and last updated 2022-04-13 22:24:34-04

BALTIMORE — Cargo ship "Ever Forward" has now been stuck in the Chesapeake Bay for a month.

In an effort to get the ship moving again, crews are offloading the cargo and heavy weight.

WMAR-2 News Don Harrison was up close with the ship as cranes are being used to remove cargo containers to raise the ship.

MORE: Crews to remove shipping containers from the Ever Forward in order to get it floating again

Ever Forward remains stuck in Chesapeake Bay

Ever Forward is in 24 feet of water off the channel.

Captain Bize said she has been navigating these water practically her whole life.
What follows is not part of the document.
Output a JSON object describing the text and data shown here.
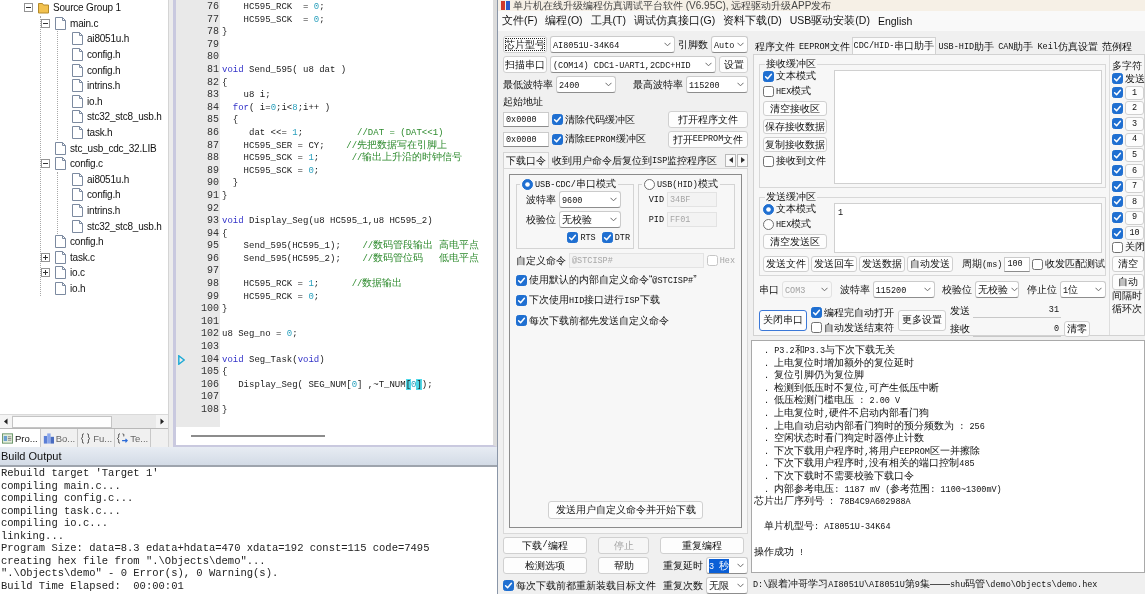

“Never really seen anything like this before. It's definitely a sight to see,” said Captain Kaitlyn Bize, an instructor at the Annapolis School of Seamanship.

MORE: On Tuesday, officials will try to get the grounded Ever Forward ship back afloat

There have been no reports of any injuries, damage to the vessel or any leakage causing environmental problems.

The Coast Guard has not identified the cause for the grounding yet. It was leaving the port heading out to sea when it got stuck. “A Chesapeake Bay pilot hops on at the time when it leaves the port until it gets outside the Chesapeake Bay,” Captain Bize said. “He is kind of like the navigational aid on board while the master of the vessel is on board steering the boat.”

Next plan: Lighten load from massive cargo ship in attempt to free Ever Forward from Chesapeake Bay

Cargo ship remains stuck in the Chesapeake Bay

RELATED: Ever Forward's hull undamaged after Chesapeake Bay grounding

Crews will remove 500 of the almost 5000 containers off the ship.

The Coast Guard said it hopes to try again to free the ship at the beginning of next week.

There is a full moon this weekend giving the bay it's highest tides in a month to help in this difficult operation of removing cargo containers.

“These men are repelling down onto them to latch up the bracket and then repelling down off of them,” Captain Bize said. “So then the crane lift this suspended container, shifting them onto the barge and then shipping them back into Baltimore Harbor.”

“Yeah, It's definitely been a sight to see and it will be good once it's refloated.”